At one point in the documentary “No Place on Earth,” Saul Stermer, now 93, who, with his family, spent 511 days hiding in two Ukrainian caves and escaped the Holocaust, smiles and says, “What a mother!” No wonder. His mother, Esther Stermer, who was 75 years old in 1942 when the Nazis came to her Ukrainian village, saved her family.
During my training to be an oral historian for Steven Spielberg’s survivors of the Shoah visual history project, interviewing Holocaust survivors, I learned that it was often the woman of the family, the mother, the wife, who recognized the Nazi peril before the husband did. Too often the men dismissed signs of impending disaster, shrugged them off with the confidence that they had lived in these homes for years like their parents before them, that they had successful businesses, lovely homes, good neighbors, that this unpleasantness would pass. But somehow the mothers knew. And the families who listened to their women and left Germany or Austria or Czechoslovakia or other countries invaded by the Nazis managed to survive.
Esther was one of these women who knew danger and who dealt with it. She warned the men in her family not to register to work for the Nazis because she realized that those Jewish men who did register were never seen again. She also told her family not to obey orders to move to the ghetto, but to hide instead.
In the documentary, Sima, Esther’s granddaughter, relates the story of the time the Gestapo found the little band of Jews hiding in a local tourist cave and Esther stood up to the Nazis, speaking to them in German (one of the four languages she spoke fluently) and said, “So you have found us. So you are afraid that the Führer is going to lose the war when we live here?… Look at us — we’re women and children. All we want is to survive the war.” The storm trooper said, “People don’t live in any cave. We will take you to a camp.”
“Then,” Sima continues, “my grandmother said, ‘I know already what type of camps you have for us.’” The Gestapo led the little group through the cave, but in the dark, one by one, the family slipped away and hid before managing to exit the cave and hide above ground before finding another cave, one that had never been discovered before, where they remained for almost a year to survive the war.
There is more to tell about this remarkable woman — how she kept track of the dates even though for 344 days she never left the pitch darkness underground in the second cave. In the documentary, Saul, her son, remembers, “She would say, ‘Boys, it’s a full moon.’ We would say, ‘Mom, we’d been here eight months already, how do you know about the full moon today?’ and she said, ‘Don’t joke. It’s a full moon.’ It always bothered me. How could she know? But she knew it.” And on those nights the men knew it would be dangerous to go out foraging for food.

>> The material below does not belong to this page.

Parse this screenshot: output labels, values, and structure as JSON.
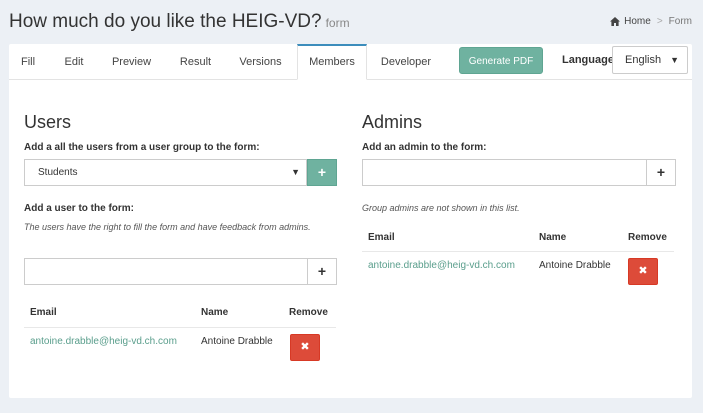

How she insisted that her family observe the Jewish holidays, even to the extent of fasting on Yom Kippur, which today the sons find funny in view of the fact that they never had enough food during their long ordeal. During the eight days of Passover she felt uncomfortable eating hametz (at that point the only food they could get).
How she carried her teenage son for miles after he had a nervous breakdown, while hiding them both from the Nazis as well as the Ukrainian police. Saul’s eyes were glazed, his teeth were clenched, he was drooling at the mouth, and he could not speak. During their escape, as Saul was trembling all over, Esther took off her jacket and wrapped him in it, while she shivered from the rain and the snow on that bitterly cold night. Desperate to find shelter, she knocked on seven doors until she found a sympathetic woman who took them in until she could find a doctor to treat her son. That son is alive today because of his brave and resourceful mother.
In 1960, safe in Canada, Esther wrote “We Fight to Survive,” a memoir for her family, published in Canada in 1975, and then in 2004 published in the United States. In this book she wrote, “Our family in particular would not let the Germans have their way easily. We had vigor, ingenuity and determination to survive. Above all our family would stand together. When one of us was in danger, the others would not cower to escape. They proved their personal strength and character time and again.”
Esther lived until a few days short of 96 and until her death keenly remembered all that her family had gone through from 1939 on. In addition to the well reviewed film directed by Janet Tobias and now available from NetFlicks and on DVD, the family’s story has also been told in a 2007 children’s book, “The Secret of Priest’s Grotto: A Holocaust Survival Story” by Peter Lane Taylor and Christos Nicola. Nicola was the caver who first found artifacts left by the 38 people who hid in the cave, and then, with the help of the Internet, tracked down the survivors.
Esther Stermer is indeed a mother worthy of celebrating.